The state-backed Deutsche Telekom wants to shield Germany’s Internet traffic from foreign intelligence services and it wants German communication companies to cooperate, Reuters reports.
In the meantime, the U.S. and Europe are disputing spying accusations. Germany said Wednesday it had evidence that Chancellor Angela Merkel’s cell phone had been monitored, and on Thursday, Merkel said the incident shattered German trust in the U.S. At a summit of European leaders in Brussels, she demanded that the U.S. make a “no-spying” agreement with Berlin and Paris by the end of the year.
The White House did not deny the bugging, but said it would not happen again. President Barack Obama then spoke with Merkel to assure her she was not under surveillance.
The news shocked Germans, whose national history is haunted with state surveillance and secret police.
But experts are saying Deutsche Telekom’s proposed shielding would not work when Germans surf on websites hosted on servers abroad, such as the ubiquitous Facebook and Google.
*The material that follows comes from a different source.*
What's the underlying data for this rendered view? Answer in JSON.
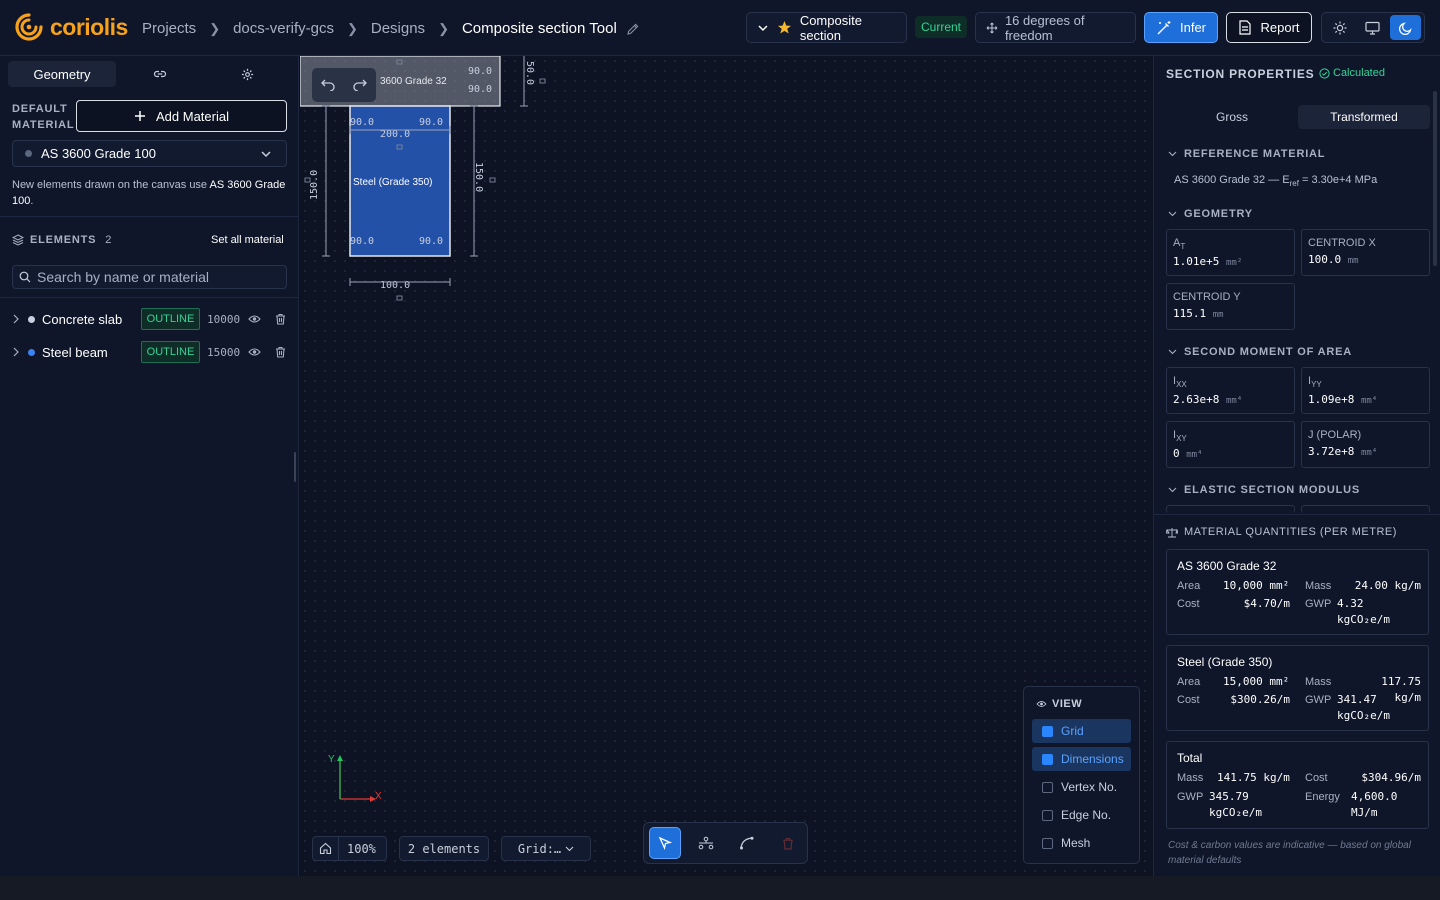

Deutsche Telekom may also have trouble getting rival broadband providers to cooperate because they are hesitant to share network information, and Deutsche Telekom’s preference for being paid by other Internet networks for carrying traffic to the end user could counter the goal of keeping traffic within Germany. It could be cheaper or free for German traffic to go through London or Amsterdam, where it can be monitored by foreign spies.
In fact, Deutsche Telekom’s plan would disrupt the way the Internet works today. Global traffic passes from network to network under free or paid agreements regardless of national borders.
Web companies usually rely on a few large data centers to host their entire operations, and they choose locations based on the availability of cheap power, cool climates and high-speed broadband networks, not the location of their customers.
For example, if one German resident emailed another German resident through Google’s Gmail, the email would probably be routed through one of Google’s data centers in Finland, Belgium or Ireland. The only way Germany could alter this would be to require local hosting of websites, a drastic (and expensive) change that German leaders have not yet proposed.
If more countries follow Germany’s lead and try to cut themselves off, it could lead to a troubling “Balkanization” of the Internet, crippling the openness and efficiency that have made the Internet a source of economic growth, a U.S. security researcher, Dan Kaminsky, told Reuters.
Brazil’s president Dilma Rousseff, angered that the U.S. spied on her and other Brazilians, is pushing legislation that would force Google, Facebook and other Internet companies to store locally gathered or user-generated data within the country’s borders.
The European Parliament discussed on Monday toughening a data-privacy law that has evolved in the past two years, but the law still requires agreement by member states.